■ **Data listing**:
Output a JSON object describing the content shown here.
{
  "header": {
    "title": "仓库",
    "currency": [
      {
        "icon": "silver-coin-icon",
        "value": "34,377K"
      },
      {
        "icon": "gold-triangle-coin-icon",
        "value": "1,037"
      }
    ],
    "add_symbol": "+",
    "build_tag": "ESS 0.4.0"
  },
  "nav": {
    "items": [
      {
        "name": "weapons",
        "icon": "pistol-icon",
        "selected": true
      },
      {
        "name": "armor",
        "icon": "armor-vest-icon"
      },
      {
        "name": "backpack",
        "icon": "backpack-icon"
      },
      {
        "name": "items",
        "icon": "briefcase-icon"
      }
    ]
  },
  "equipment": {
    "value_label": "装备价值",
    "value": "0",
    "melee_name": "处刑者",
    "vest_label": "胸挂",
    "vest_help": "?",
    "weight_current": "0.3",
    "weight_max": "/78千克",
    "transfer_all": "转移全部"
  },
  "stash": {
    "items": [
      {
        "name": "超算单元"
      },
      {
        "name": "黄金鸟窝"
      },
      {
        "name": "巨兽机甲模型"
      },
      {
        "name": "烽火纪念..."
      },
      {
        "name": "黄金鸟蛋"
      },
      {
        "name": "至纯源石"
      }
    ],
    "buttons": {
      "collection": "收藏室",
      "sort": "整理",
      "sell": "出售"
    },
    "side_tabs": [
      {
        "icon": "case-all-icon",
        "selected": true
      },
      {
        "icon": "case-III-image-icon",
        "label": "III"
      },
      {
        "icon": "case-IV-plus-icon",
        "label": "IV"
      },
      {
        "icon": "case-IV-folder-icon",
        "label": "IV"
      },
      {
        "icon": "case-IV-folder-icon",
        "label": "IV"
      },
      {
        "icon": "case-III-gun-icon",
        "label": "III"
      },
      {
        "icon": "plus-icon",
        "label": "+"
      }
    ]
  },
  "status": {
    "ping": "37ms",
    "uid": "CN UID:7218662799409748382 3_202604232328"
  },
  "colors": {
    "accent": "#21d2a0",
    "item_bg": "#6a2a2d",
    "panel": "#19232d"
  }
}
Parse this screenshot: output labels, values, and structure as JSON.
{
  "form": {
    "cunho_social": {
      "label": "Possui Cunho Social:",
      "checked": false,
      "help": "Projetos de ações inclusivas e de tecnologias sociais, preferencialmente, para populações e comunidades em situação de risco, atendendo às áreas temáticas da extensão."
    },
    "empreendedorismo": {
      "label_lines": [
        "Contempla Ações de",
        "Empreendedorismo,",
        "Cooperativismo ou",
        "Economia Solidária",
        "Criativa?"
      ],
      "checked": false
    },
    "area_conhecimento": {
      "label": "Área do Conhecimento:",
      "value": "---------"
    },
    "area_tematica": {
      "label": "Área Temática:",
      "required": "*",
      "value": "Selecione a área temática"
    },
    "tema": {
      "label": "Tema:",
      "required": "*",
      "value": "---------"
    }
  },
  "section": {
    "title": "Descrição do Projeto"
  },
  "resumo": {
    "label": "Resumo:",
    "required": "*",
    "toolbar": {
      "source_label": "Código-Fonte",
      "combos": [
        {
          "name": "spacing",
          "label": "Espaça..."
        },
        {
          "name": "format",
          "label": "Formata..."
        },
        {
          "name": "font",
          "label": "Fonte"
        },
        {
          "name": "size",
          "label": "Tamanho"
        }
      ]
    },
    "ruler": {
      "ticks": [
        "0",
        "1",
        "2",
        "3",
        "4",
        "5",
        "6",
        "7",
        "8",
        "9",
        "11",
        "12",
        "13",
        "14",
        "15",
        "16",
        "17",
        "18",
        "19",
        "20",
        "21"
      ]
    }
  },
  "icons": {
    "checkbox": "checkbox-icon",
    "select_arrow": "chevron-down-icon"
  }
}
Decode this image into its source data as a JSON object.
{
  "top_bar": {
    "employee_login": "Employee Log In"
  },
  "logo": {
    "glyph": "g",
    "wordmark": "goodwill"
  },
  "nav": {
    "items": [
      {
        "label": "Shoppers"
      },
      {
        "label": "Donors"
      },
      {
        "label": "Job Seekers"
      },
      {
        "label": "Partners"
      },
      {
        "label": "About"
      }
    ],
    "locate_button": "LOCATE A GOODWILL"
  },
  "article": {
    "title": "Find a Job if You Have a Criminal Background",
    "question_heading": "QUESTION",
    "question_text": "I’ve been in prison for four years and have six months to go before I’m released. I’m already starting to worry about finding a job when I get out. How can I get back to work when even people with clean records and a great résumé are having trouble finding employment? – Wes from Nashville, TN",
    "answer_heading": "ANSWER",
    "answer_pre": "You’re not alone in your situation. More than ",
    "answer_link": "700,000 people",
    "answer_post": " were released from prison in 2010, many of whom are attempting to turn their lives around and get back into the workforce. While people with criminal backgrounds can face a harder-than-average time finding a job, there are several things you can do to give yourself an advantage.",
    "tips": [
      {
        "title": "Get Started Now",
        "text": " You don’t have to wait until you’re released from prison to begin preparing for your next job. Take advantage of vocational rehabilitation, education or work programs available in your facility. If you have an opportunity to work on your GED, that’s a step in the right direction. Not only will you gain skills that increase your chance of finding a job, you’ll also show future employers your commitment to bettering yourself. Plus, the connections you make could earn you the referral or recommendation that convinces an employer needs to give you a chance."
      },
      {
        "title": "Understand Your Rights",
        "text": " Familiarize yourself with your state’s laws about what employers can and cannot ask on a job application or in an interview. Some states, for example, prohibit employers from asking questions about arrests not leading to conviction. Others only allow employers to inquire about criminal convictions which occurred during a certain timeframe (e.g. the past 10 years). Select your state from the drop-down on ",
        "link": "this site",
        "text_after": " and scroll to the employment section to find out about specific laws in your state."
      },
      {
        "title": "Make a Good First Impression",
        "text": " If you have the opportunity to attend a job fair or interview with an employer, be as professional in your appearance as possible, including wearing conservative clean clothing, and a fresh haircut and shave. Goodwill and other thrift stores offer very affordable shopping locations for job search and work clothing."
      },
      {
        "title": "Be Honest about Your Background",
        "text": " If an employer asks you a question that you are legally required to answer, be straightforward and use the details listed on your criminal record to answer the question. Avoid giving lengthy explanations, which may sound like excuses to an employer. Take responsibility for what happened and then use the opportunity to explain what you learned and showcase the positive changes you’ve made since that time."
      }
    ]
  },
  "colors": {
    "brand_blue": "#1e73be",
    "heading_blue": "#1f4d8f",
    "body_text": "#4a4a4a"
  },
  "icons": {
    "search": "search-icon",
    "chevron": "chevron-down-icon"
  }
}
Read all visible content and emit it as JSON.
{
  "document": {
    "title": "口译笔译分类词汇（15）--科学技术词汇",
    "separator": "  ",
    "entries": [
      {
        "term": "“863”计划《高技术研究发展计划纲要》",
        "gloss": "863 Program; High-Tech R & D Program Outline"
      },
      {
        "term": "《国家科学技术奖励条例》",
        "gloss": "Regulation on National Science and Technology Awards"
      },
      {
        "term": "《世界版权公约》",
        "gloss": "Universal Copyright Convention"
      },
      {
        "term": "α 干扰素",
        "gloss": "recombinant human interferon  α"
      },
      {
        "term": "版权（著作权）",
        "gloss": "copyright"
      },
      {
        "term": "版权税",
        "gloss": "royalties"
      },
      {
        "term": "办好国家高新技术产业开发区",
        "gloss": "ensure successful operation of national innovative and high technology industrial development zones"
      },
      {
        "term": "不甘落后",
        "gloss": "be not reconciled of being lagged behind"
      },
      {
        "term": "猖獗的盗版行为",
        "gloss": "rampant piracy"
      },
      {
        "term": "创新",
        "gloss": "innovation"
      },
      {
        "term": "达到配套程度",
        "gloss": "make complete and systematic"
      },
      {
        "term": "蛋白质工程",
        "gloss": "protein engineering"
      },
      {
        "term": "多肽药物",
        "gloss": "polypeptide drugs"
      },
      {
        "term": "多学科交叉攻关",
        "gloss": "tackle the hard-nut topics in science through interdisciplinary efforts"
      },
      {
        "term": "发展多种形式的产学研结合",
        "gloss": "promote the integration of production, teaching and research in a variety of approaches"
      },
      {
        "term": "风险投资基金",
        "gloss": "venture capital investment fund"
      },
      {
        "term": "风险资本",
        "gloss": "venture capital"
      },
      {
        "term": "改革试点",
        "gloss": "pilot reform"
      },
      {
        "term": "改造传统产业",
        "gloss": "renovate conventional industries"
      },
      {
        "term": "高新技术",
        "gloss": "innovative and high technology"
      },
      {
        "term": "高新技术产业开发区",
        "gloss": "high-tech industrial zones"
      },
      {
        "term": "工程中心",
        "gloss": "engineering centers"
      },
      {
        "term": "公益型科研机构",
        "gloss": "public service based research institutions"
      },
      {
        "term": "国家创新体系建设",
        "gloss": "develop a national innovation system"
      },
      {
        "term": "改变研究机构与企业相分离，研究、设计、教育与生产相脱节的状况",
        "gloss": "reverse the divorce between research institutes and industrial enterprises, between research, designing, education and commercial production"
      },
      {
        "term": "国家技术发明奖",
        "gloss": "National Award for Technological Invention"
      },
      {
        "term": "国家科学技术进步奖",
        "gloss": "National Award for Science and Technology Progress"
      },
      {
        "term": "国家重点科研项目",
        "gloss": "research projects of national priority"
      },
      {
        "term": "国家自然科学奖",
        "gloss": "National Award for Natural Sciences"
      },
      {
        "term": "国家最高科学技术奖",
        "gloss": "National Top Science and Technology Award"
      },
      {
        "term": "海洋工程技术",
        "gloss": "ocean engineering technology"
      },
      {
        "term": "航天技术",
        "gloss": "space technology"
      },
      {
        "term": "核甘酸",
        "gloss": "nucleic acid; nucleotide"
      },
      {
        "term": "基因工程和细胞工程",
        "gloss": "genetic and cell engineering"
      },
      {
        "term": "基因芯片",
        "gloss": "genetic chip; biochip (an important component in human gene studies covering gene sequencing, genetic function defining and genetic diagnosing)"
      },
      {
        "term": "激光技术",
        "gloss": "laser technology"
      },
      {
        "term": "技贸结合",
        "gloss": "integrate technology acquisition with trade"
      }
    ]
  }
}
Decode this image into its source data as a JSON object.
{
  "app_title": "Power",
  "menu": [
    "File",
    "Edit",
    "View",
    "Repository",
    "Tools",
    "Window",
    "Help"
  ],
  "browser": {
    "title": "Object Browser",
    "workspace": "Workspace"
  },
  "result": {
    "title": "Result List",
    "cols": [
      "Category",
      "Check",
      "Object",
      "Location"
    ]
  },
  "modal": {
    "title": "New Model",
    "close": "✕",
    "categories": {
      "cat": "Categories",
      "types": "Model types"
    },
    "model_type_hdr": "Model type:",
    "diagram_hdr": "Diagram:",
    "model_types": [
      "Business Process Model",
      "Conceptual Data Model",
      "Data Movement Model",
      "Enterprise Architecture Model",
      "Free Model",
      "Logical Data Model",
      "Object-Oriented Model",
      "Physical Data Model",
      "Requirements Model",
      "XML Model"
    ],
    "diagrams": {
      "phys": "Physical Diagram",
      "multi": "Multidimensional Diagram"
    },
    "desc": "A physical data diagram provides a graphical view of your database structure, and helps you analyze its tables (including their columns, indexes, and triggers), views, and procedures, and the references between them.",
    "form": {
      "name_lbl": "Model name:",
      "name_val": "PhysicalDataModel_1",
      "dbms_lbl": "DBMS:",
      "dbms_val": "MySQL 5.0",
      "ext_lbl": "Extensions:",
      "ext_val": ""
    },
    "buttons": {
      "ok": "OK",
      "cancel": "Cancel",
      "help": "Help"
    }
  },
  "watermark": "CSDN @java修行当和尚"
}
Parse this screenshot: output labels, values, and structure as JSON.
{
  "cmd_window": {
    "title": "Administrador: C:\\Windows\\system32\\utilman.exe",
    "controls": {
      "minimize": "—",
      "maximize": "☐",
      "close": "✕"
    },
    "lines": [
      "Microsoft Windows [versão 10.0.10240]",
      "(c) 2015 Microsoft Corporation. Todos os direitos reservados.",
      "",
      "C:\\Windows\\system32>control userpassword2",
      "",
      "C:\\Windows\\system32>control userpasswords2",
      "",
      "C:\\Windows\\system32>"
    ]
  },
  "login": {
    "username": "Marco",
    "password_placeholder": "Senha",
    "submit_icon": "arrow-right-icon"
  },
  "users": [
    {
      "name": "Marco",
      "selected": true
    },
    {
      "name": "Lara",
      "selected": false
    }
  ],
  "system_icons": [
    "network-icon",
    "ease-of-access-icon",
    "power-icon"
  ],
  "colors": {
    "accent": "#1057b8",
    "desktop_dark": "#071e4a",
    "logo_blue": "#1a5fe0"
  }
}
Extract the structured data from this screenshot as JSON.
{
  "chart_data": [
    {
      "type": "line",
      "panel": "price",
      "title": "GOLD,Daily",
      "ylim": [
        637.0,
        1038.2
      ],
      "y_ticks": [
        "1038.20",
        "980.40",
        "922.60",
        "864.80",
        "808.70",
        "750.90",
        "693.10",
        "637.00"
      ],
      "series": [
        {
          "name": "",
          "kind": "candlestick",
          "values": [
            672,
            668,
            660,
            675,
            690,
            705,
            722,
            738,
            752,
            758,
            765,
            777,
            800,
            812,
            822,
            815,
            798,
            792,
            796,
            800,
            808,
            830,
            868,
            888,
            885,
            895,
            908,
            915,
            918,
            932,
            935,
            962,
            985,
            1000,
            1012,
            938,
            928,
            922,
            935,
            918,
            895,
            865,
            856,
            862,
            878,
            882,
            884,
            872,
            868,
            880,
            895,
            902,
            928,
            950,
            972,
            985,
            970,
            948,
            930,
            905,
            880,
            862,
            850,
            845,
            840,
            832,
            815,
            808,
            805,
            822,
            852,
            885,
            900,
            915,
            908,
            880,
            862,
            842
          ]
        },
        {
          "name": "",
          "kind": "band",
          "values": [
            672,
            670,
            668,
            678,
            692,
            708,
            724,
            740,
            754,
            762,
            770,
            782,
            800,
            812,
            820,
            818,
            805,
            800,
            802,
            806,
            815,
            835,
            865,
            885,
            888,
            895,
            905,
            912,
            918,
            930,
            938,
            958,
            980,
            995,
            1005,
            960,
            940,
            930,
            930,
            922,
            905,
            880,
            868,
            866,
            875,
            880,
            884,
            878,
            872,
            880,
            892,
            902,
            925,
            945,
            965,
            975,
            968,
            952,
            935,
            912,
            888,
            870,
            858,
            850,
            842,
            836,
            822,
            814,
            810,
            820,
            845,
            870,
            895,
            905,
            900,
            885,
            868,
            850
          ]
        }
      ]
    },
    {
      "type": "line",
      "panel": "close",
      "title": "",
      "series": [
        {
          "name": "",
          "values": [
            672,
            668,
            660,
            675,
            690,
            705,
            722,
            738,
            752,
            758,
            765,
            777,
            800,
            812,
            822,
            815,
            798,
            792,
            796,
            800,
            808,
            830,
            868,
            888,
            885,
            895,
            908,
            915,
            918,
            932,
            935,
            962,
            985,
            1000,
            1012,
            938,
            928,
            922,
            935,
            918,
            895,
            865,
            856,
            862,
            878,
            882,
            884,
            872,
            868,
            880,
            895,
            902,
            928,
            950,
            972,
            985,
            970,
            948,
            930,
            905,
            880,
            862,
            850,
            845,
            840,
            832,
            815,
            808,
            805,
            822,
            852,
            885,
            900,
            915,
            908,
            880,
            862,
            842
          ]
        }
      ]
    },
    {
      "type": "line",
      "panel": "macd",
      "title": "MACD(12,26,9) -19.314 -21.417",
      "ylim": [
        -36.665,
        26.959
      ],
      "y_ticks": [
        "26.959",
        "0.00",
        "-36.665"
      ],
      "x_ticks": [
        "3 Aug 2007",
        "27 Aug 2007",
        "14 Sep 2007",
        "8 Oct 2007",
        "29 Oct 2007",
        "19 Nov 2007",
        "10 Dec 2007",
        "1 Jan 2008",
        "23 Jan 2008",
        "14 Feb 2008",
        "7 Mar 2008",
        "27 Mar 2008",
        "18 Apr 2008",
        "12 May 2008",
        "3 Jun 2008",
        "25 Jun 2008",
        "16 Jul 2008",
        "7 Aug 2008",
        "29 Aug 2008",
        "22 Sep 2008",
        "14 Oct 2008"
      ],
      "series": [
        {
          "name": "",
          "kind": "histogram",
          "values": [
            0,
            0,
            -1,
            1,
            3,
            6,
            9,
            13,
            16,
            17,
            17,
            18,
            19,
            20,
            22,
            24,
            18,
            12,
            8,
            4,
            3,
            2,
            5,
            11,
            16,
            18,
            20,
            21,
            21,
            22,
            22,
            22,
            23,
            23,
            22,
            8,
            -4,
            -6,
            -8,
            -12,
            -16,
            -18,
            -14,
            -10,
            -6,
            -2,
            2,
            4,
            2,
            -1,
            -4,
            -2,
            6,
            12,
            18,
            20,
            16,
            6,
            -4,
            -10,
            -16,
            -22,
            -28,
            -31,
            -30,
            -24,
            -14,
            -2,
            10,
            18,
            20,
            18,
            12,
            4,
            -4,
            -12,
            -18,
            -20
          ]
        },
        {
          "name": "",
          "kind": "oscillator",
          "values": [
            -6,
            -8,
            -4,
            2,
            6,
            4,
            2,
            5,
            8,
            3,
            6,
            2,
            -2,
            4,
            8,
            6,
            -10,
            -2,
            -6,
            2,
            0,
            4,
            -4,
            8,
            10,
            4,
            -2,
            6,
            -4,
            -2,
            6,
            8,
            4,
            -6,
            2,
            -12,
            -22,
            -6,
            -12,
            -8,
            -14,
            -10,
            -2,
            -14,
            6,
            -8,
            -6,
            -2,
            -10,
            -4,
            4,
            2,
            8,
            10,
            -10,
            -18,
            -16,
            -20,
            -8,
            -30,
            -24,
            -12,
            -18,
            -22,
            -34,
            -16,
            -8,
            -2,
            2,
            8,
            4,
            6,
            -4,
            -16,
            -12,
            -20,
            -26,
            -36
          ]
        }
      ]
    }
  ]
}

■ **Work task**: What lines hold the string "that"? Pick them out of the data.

■ **Task solution**:
        "text": " You don’t have to wait until you’re released from prison to begin preparing for your next job. Take advantage of vocational rehabilitation, education or work programs available in your facility. If you have an opportunity to work on your GED, that’s a step in the right direction. Not only will you gain skills that increase your chance of finding a job, you’ll also show future employers your commitment to bettering yourself. Plus, the connections you make could earn you the referral or recommendation that convinces an employer needs to give you a chance."
        "text": " If an employer asks you a question that you are legally required to answer, be straightforward and use the details listed on your criminal record to answer the question. Avoid giving lengthy explanations, which may sound like excuses to an employer. Take responsibility for what happened and then use the opportunity to explain what you learned and showcase the positive changes you’ve made since that time."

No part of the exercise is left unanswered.